It wasn’t until I came across the blog of Amanda Genther, a brand stylist for women entrepreneurs, that I found brand clarity. In her post on how to combine your passions into one business (Perfect for my dilemma, right?!) she wrote, “…choose 1 thing that you love to do, that people will happily pay you for and use the other interest to carve your niche.” It became clear to me that although I am passionate and skillful at both art and design, design is my job and art is my hobby. I always thought to be successful at one, I had to abandon the other, which proved to be untrue. 

Thankfully, after 8 years of asking myself, “What do you want to be known for?” I found my answer. I am and will always be both an artist and a designer, but, as far as that one thing people associate me with, that will be my interior designs. 

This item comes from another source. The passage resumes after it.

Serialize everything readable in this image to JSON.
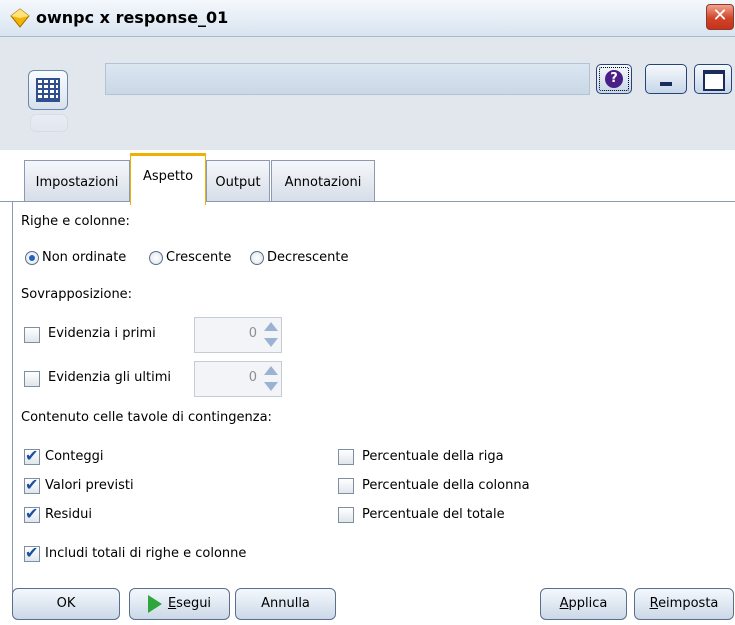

If you happen to be struggling with brand clarity yourself, I encourage you to follow Amanda’s blog. You can read the blog post I referenced above here, and here is a great exercise for finding brand clarity.

Cheers to you and your success,
Rachel